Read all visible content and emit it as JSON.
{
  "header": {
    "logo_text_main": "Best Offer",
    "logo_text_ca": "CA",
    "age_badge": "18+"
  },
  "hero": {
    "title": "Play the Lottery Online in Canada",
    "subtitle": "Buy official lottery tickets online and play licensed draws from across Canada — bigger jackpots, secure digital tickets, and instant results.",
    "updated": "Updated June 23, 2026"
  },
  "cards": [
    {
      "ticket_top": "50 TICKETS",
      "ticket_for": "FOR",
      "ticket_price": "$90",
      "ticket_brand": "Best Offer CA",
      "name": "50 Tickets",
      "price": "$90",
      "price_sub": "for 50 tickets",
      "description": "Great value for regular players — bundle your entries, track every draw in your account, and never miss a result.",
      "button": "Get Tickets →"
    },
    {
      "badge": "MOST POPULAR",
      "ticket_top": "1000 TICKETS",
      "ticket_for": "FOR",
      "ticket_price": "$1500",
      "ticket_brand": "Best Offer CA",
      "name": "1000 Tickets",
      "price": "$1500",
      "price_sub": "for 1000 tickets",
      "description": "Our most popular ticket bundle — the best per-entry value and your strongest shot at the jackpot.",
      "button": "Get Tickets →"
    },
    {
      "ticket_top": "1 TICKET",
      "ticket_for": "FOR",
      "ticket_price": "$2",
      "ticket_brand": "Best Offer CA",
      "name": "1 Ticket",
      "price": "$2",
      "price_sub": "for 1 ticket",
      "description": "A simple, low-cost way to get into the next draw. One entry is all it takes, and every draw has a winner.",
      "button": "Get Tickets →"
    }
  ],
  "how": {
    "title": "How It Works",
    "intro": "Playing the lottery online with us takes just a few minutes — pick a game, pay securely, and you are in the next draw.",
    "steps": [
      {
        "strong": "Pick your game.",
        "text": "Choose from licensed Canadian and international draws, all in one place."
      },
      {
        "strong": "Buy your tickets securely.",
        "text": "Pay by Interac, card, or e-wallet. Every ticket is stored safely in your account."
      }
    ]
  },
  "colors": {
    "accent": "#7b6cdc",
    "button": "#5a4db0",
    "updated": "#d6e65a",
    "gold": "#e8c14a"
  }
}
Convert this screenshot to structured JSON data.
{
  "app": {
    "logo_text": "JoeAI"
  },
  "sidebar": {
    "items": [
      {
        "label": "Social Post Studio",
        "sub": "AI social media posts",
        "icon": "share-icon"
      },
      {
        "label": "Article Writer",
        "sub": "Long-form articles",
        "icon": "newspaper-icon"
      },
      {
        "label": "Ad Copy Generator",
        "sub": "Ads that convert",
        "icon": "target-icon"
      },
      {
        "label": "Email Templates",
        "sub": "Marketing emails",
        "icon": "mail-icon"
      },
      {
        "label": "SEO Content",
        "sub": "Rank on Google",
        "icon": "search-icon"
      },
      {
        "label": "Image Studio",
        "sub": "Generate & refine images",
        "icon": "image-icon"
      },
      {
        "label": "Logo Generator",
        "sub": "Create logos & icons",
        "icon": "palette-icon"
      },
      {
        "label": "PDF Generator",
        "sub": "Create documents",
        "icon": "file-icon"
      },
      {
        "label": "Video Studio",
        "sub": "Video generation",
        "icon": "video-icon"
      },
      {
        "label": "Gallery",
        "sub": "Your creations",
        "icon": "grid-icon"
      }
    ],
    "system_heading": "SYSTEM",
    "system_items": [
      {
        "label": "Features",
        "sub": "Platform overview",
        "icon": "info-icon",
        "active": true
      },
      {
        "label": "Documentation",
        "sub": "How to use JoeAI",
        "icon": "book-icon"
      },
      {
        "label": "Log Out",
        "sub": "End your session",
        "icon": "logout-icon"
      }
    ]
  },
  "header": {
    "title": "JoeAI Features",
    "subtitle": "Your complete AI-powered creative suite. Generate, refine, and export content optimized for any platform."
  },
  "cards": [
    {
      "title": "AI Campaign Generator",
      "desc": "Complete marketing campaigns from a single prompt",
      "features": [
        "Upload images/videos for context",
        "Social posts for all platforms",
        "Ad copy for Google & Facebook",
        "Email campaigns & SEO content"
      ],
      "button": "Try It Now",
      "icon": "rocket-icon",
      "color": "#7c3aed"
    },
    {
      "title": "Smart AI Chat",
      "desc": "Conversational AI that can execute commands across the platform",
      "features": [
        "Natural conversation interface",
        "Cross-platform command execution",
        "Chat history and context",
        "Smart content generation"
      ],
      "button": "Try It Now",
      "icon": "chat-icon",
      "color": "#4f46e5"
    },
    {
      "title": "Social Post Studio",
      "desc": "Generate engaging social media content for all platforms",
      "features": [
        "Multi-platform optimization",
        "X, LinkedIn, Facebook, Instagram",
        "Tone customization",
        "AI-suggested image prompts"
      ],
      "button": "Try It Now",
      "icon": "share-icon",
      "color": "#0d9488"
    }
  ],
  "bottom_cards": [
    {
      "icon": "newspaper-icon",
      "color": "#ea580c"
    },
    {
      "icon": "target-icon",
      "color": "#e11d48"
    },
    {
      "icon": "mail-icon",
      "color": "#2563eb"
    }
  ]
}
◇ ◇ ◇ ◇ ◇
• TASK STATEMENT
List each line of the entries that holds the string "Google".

• SOLUTION FOR THIS TASK
        "sub": "Rank on Google",
        "Ad copy for Google & Facebook",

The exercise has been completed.